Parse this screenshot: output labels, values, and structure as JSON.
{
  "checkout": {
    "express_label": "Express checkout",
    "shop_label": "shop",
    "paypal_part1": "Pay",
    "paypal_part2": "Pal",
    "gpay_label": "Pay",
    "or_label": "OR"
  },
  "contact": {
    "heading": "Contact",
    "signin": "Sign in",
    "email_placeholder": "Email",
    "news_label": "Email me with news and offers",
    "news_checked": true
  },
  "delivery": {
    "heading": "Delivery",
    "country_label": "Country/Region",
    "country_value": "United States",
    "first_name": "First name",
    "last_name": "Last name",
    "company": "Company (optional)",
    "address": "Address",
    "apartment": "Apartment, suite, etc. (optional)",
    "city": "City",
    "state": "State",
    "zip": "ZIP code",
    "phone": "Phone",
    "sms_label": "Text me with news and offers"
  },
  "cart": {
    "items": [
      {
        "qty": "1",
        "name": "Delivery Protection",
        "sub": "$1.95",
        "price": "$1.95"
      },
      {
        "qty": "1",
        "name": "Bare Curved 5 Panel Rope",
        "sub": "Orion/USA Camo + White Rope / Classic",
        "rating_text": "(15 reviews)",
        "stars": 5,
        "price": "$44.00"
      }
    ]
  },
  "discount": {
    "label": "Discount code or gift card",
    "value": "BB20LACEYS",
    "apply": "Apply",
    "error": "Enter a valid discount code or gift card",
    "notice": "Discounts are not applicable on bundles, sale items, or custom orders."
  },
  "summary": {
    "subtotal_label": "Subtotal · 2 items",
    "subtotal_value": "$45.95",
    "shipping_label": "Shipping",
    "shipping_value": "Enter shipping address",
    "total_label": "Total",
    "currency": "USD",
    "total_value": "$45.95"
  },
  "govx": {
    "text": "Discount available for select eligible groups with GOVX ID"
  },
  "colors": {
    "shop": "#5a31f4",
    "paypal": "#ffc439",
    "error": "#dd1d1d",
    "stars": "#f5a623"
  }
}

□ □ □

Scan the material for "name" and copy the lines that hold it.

### Written response:
    "first_name": "First name",
    "last_name": "Last name",
        "name": "Delivery Protection",
        "name": "Bare Curved 5 Panel Rope",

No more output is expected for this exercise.